Only lines with the string "JSON" are wanted. Pull them out of the data.

*** Opening INPUT ***

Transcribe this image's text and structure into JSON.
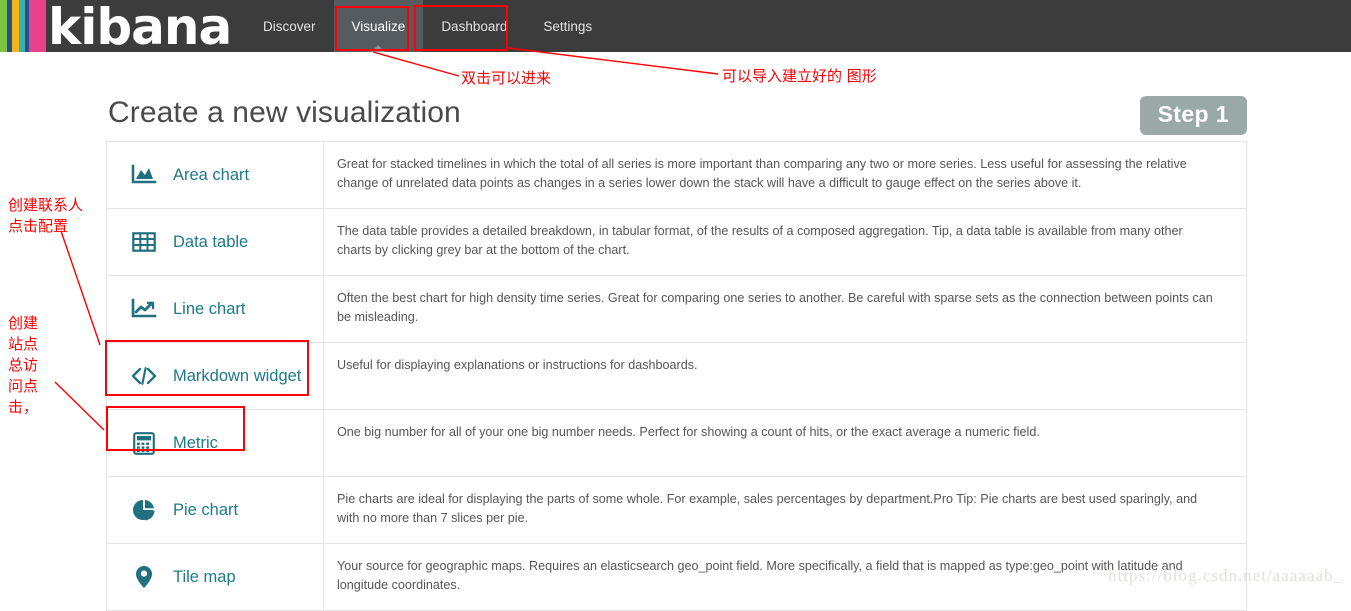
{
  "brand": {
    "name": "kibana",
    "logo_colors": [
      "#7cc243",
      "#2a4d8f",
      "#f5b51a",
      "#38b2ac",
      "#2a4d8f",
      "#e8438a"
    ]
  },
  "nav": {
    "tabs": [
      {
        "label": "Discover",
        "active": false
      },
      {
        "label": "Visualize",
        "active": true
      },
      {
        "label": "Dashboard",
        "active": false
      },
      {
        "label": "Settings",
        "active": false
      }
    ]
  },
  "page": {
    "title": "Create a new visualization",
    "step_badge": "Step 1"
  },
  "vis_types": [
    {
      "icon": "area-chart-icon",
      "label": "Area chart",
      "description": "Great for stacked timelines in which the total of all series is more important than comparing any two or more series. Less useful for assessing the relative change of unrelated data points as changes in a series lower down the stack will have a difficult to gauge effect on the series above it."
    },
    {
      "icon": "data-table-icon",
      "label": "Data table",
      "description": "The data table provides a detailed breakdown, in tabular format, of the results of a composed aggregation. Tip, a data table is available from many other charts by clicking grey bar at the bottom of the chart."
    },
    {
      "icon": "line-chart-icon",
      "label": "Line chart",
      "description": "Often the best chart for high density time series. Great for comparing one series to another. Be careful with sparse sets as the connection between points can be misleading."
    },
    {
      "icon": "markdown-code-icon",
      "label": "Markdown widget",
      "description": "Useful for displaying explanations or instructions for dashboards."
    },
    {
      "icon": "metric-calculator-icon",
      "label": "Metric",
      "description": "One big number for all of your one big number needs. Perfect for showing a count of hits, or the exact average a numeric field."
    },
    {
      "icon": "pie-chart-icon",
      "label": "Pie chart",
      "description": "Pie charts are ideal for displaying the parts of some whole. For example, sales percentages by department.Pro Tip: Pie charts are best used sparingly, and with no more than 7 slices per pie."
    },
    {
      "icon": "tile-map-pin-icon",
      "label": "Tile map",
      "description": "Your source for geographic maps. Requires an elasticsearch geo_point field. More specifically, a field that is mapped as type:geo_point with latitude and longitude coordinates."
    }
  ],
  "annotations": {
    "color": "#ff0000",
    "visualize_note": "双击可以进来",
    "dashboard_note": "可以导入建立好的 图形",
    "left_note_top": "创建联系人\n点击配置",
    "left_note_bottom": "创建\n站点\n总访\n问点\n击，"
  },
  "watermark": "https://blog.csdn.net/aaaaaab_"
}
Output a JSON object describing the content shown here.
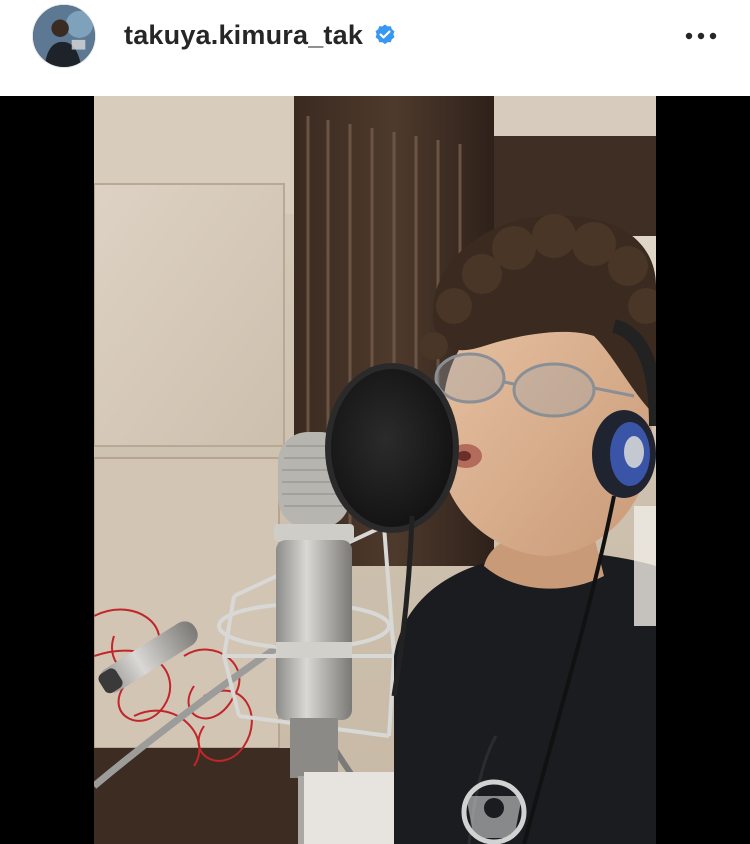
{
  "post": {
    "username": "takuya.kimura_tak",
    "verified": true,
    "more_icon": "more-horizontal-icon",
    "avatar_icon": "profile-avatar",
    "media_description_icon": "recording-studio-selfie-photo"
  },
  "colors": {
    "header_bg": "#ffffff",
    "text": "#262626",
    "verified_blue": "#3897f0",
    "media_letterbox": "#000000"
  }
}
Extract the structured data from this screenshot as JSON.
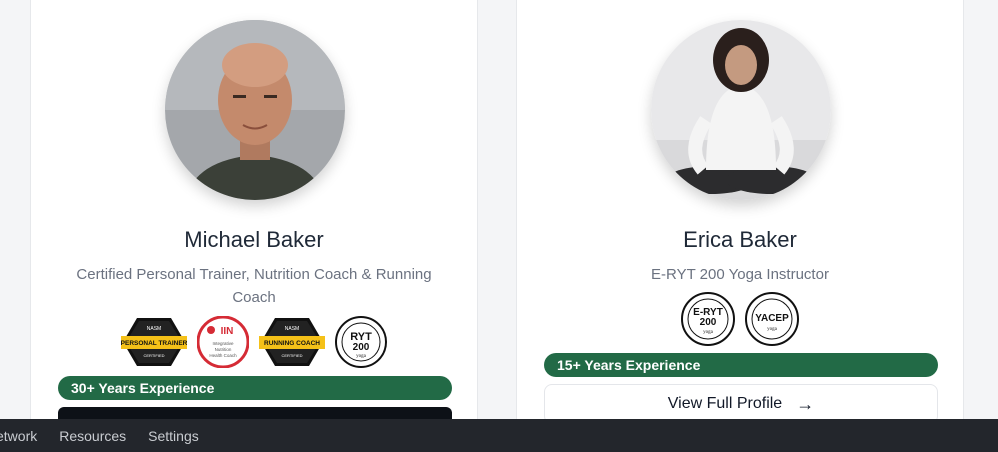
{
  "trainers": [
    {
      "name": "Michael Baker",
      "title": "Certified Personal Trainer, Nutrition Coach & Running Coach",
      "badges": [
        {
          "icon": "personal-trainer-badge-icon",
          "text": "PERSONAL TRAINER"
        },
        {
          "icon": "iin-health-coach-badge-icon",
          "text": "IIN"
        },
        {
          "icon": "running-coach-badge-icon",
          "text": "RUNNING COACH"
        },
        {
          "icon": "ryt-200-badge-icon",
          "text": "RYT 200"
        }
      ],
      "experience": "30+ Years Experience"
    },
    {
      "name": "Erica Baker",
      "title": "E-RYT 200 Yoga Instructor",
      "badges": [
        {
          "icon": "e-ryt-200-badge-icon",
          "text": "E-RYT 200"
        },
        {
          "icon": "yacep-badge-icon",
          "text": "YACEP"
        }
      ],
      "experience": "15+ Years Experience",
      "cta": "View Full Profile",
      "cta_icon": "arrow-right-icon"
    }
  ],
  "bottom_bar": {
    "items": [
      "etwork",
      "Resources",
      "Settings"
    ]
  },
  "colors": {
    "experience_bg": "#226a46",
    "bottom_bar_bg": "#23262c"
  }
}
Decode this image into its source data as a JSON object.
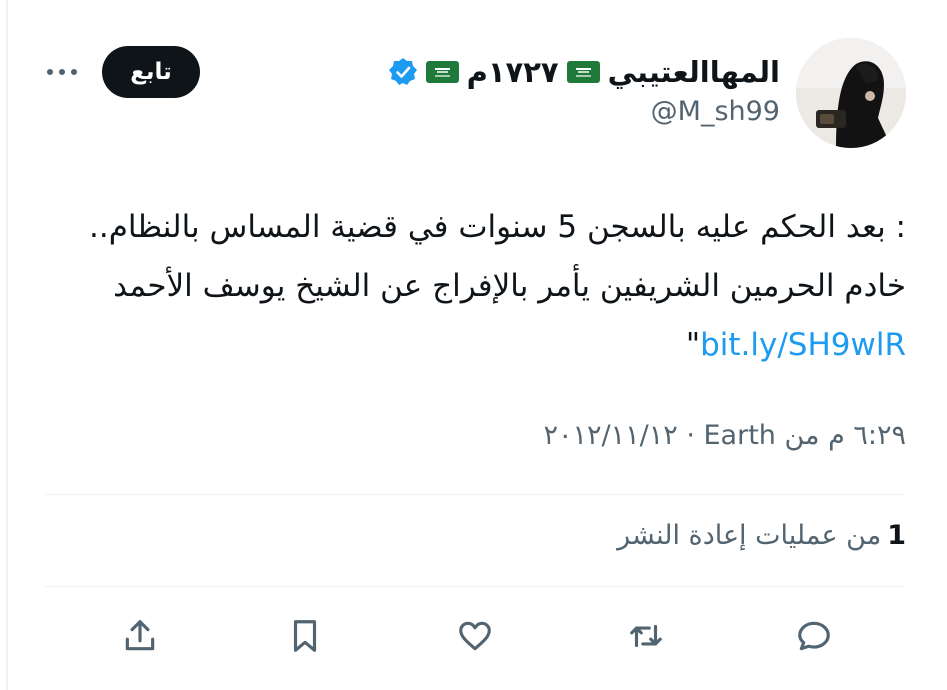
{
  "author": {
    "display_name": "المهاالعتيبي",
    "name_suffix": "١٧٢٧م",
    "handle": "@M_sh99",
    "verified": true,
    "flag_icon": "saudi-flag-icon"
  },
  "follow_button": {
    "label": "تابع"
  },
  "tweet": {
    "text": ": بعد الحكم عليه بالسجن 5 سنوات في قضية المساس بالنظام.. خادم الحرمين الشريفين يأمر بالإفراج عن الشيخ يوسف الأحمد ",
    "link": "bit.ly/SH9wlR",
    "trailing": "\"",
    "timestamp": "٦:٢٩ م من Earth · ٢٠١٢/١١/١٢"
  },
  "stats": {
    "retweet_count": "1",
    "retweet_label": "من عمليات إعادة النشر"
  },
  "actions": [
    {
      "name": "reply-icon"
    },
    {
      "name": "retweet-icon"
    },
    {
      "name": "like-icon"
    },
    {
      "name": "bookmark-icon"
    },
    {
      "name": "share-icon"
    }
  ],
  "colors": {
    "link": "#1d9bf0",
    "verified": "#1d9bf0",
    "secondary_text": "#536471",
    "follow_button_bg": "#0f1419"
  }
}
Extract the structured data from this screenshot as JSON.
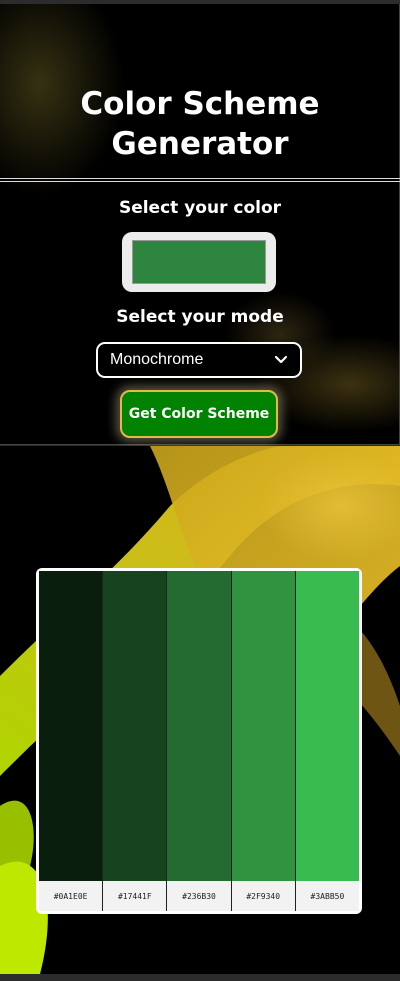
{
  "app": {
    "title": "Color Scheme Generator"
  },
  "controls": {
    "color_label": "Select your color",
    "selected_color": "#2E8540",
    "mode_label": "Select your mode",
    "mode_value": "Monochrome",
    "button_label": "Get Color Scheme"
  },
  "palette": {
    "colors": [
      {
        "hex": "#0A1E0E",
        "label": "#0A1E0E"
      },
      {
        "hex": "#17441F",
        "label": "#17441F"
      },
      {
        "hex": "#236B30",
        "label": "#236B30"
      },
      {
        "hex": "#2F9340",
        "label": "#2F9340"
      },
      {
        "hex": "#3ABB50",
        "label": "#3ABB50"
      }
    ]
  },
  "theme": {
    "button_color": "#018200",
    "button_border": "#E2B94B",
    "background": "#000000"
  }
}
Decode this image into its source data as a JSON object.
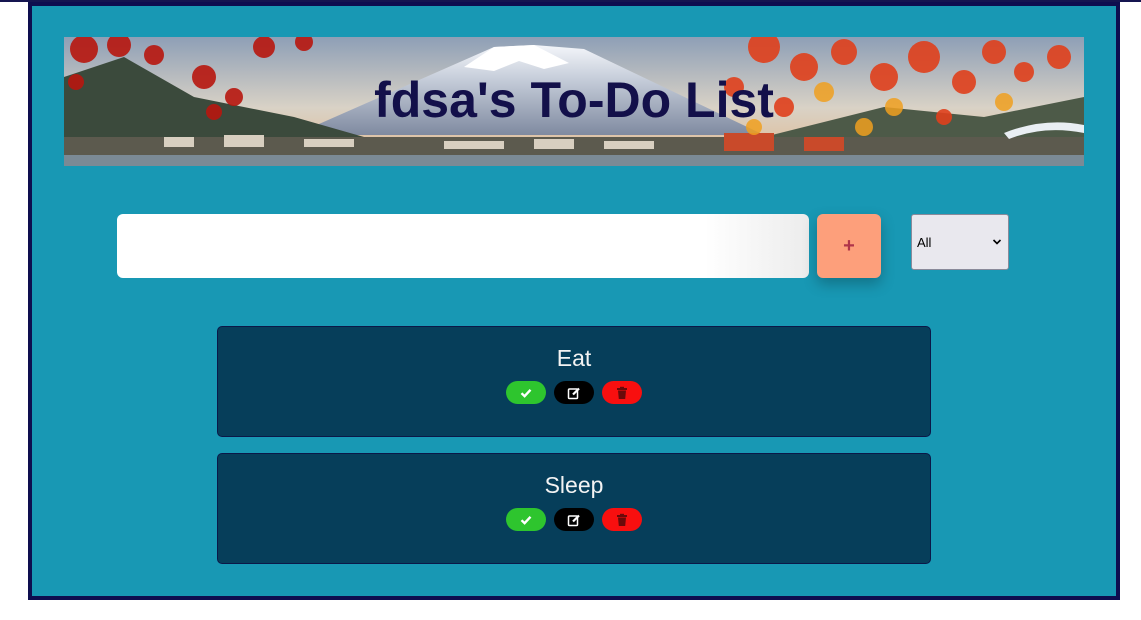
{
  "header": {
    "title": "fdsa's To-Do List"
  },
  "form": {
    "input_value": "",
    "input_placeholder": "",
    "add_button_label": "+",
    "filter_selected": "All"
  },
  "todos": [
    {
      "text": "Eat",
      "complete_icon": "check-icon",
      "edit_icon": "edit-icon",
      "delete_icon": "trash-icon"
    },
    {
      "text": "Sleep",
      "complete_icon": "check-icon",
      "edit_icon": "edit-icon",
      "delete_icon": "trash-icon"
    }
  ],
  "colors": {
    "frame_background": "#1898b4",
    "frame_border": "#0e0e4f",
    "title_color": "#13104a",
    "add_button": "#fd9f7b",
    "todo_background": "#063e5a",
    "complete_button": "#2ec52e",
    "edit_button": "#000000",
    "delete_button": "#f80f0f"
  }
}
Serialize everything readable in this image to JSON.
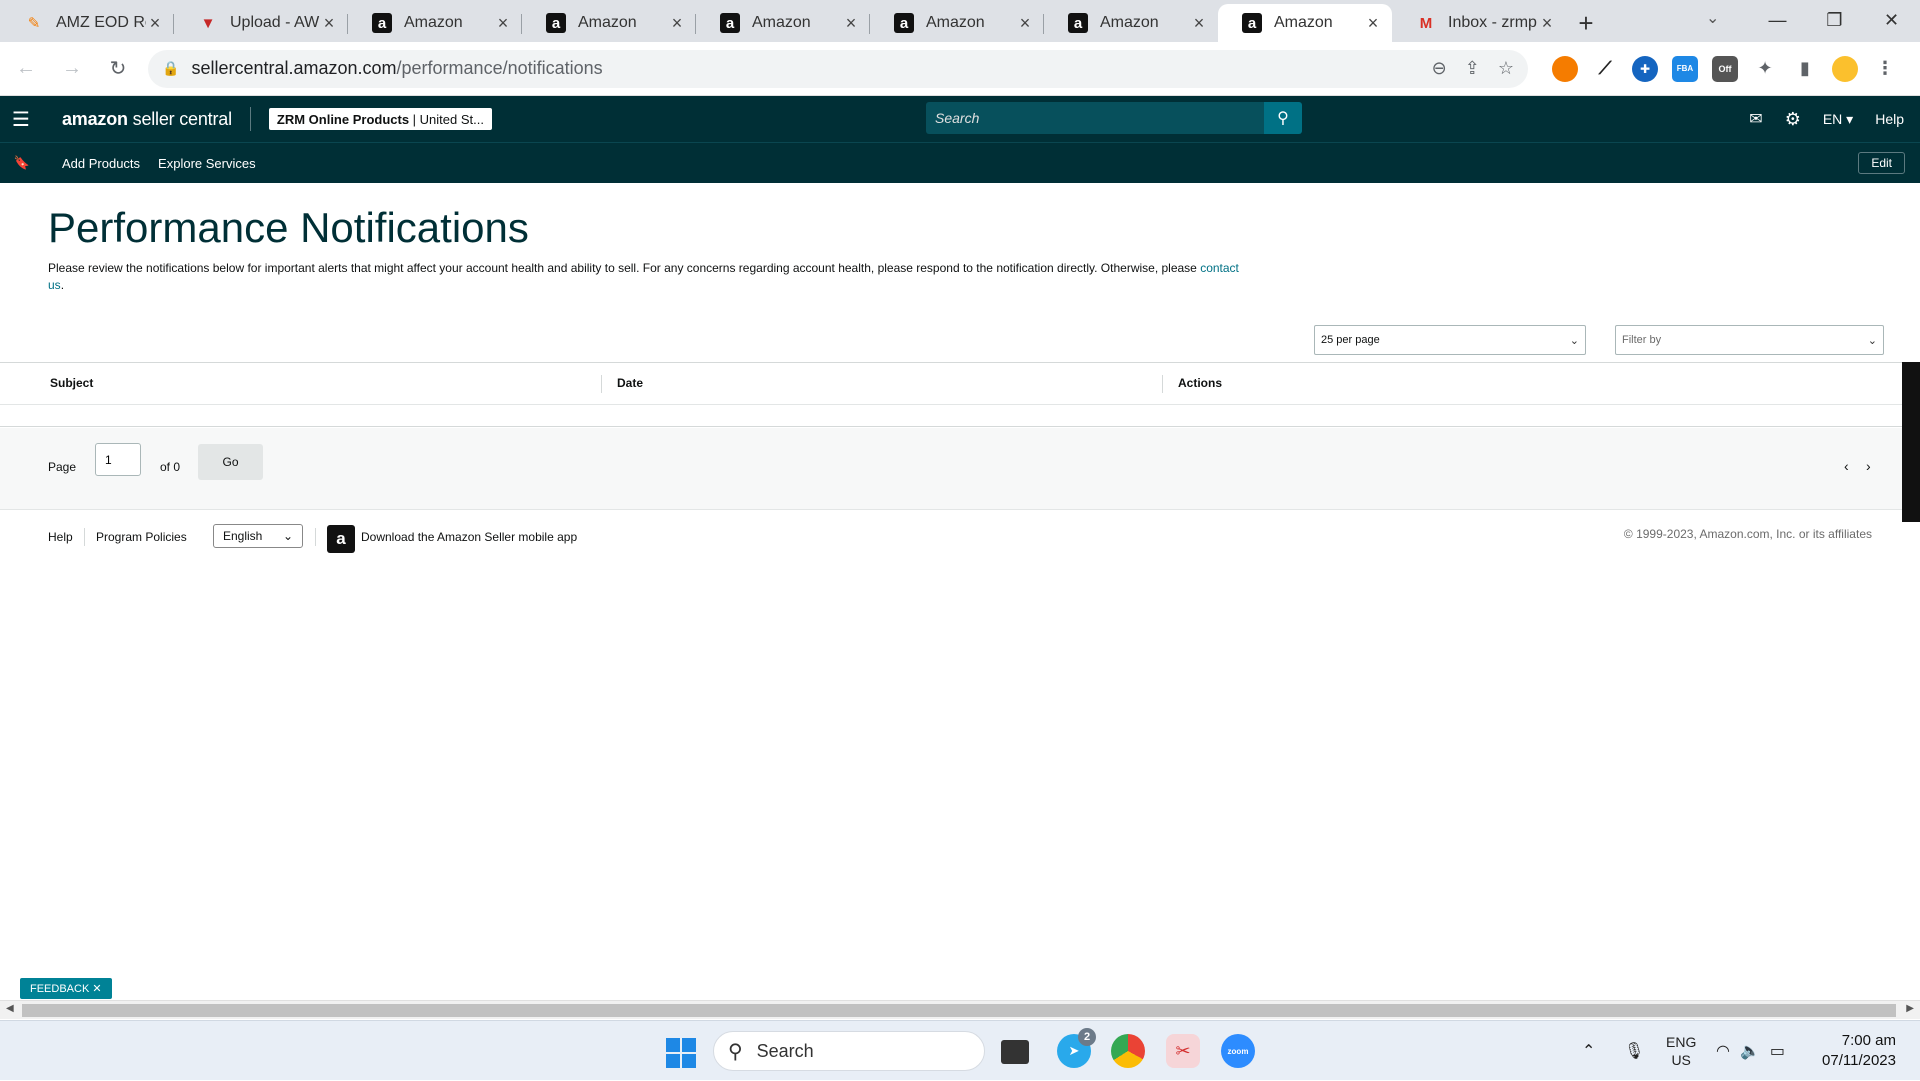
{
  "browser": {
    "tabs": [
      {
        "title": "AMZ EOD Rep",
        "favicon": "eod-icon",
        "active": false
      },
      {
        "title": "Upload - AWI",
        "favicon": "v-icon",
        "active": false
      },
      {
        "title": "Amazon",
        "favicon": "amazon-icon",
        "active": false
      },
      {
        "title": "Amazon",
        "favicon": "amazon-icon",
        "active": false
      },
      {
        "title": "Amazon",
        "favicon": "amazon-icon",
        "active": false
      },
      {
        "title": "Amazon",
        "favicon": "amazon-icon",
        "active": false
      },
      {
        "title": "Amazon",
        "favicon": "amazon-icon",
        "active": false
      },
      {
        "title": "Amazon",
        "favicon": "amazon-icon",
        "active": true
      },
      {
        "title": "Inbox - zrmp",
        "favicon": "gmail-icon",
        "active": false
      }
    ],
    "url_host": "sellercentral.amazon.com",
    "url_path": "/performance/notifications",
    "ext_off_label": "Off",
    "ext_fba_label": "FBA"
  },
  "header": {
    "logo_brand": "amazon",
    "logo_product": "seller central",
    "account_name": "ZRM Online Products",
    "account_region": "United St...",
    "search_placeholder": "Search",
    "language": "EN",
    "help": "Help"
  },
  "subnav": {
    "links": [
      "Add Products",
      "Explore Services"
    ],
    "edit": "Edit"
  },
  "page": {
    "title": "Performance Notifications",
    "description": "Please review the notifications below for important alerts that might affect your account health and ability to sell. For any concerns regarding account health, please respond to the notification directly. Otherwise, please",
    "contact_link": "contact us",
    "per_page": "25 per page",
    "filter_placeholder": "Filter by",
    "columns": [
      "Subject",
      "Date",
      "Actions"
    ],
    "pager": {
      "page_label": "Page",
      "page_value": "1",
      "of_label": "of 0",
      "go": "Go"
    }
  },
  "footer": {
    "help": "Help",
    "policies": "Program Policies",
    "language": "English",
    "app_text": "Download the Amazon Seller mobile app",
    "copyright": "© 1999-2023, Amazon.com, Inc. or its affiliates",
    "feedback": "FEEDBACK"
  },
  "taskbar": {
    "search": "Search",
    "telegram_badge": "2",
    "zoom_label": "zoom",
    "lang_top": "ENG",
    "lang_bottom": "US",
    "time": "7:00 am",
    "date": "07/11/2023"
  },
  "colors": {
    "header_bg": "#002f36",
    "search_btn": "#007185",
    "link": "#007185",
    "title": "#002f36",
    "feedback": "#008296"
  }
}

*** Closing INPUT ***

◆ RESPONSE FOR THIS EXERCISE:
Transcribe this image's text and structure into JSON.
Output a JSON object describing the content shown here.
Extract the structured data from this screenshot as JSON.
Decode this image into its source data as a JSON object.
Extract the structured data from this screenshot as JSON.
Decode this image into its source data as a JSON object.
Serialize everything readable in this image to JSON.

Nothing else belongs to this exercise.